AF Band makes impact with rock music

  • Published
  • By Tech. Sgt. Chyenne A. Adams
  • 11th Wing Public Affairs
The Air Force is making an impact on the newest generation of American Airmen via their newest performance unit - a rock and roll band with 101 years of military service and more than 234 years of musical experience amongst them. 

Max Impact is a group of nine Airmen, consisting of three vocalists - Master Sgts. Ryan Carson, Regina Coonrod and Shani Prewitt; two guitar players - Master Sgt. Matthew Ascione and Tech. Sgt. Matthew Geist; a drummer - Master Sgt. Dennis Hoffmann; bassist - Tech. Sgt. David Foster; keyboardist - Tech. Sgt. Jonathon McPherson; and audio engineer - Tech. Sgt. Chad Randolph, who make up the Air Force's premier rock-and-roll band. 

"If you want to hear music like you'd hear on the radio that has a popular beat that you can really dance to - that's us," said Sergeant Hoffmann, the group's non-commissioned officer in charge. "We're diverse and constantly looking for new music to learn and perform - covers and original material, we do it all." 

The diversity is proven at every show when the band performs songs ranging from patriotic to reggae, country to pop. The point is pushed even further when the band goes from performing for dignitaries at a venue in the nation's capital, to performing for a group of elementary school children in Alabama. They've also ranged from their typical performance needs of 100 amps and 220 volts, to performing an acoustic show with just one battery-powered speaker. 

"The equipment generally requires a line of electricity higher than the average house would use," said Sergeant Randolph, the group's all-around 'tech guy'. "But we're also set up to adapt and overcome in a deployed situation with a lot of battery-operated equipment - no matter what, it's my job to make sure the band sounds good to the audience." 

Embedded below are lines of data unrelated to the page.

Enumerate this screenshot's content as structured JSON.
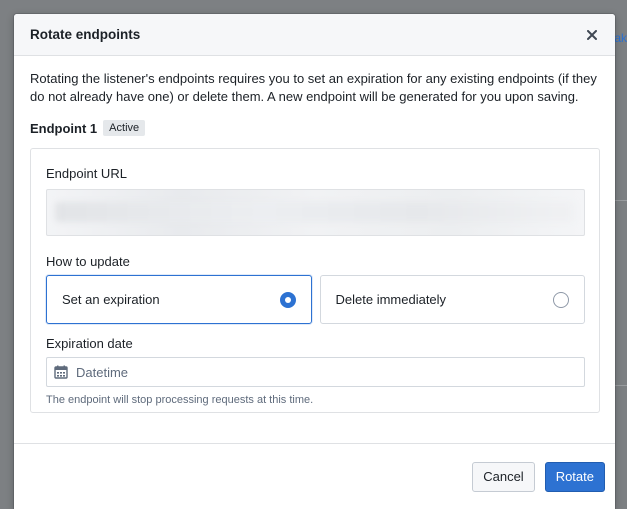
{
  "backdrop": {
    "link_fragment": "ak"
  },
  "dialog": {
    "title": "Rotate endpoints",
    "intro": "Rotating the listener's endpoints requires you to set an expiration for any existing endpoints (if they do not already have one) or delete them. A new endpoint will be generated for you upon saving.",
    "endpoint": {
      "title": "Endpoint 1",
      "status": "Active",
      "url_label": "Endpoint URL",
      "url_value": "",
      "how_label": "How to update",
      "options": [
        {
          "label": "Set an expiration",
          "selected": true
        },
        {
          "label": "Delete immediately",
          "selected": false
        }
      ],
      "expiration_label": "Expiration date",
      "date_placeholder": "Datetime",
      "helper_text": "The endpoint will stop processing requests at this time."
    },
    "footer": {
      "cancel_label": "Cancel",
      "rotate_label": "Rotate"
    }
  },
  "icons": {
    "close": "close-icon",
    "calendar": "calendar-icon"
  },
  "colors": {
    "primary": "#2d72d2",
    "backdrop": "#8a8d90"
  }
}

That standard was tested last fall during a deployment tour when many locations they performed at had no electricity. 

"There was one stop at a village in Africa - Najad, the poorest village I'd ever seen. 

People were basically living on top of their trash heaps," said Sergeant Randolph. "But it's one of the best experiences I've had with the band because those people were just so appreciative of us being there. We knew at the end of the day that we'd made a difference in people's lives; because, we learned through an interpreter from the chief of the village that because we were there that day and everyone was gathered to watch us, no-one was engaged in any violence, so no-one died that day." 

Although not every show can have such a huge impact, every show has some sort of effect on the audience. 

"They really were more than I expected," said Airman 1st Class Fatimah Shareef-Malik. "They were truly 'take-the-cake' awesome." Airmen Shareef-Malik came to a Max Impact show at Robins AFB, Ga. March 27. 

This diverse group of musicians also each carry another title to their names - roadie. 

"A lot of people don't realize that we really are our own roadies and that with such a large amount of equipment, we also have the smallest number of people," said Sergeant Hoffmann. "So the downside of it is the work before and after the show - unloading a 53-foot truck three hours beforehand, spending an hour checking your sound, performing at your highest level for an hour and a half, getting about 15 minutes to shake hands and interact, and then spending hours loading it all back up again." 

That load is 48 cases of equipment that weighs more than 8,500 pounds - typical of an average rock band, according to the 'roadies.'

"The flip side of that is we get to play rock music that people really want to hear and we get to represent the Air Force all over the world," he said. "Who could ask for a better life than that? It makes the load worth it." 

Max Impact just wrapped up several performances on and around the Maxwell AFB, Ala. and Warner-Robins AFB, Ga. communities. Upcoming performance schedules can be found at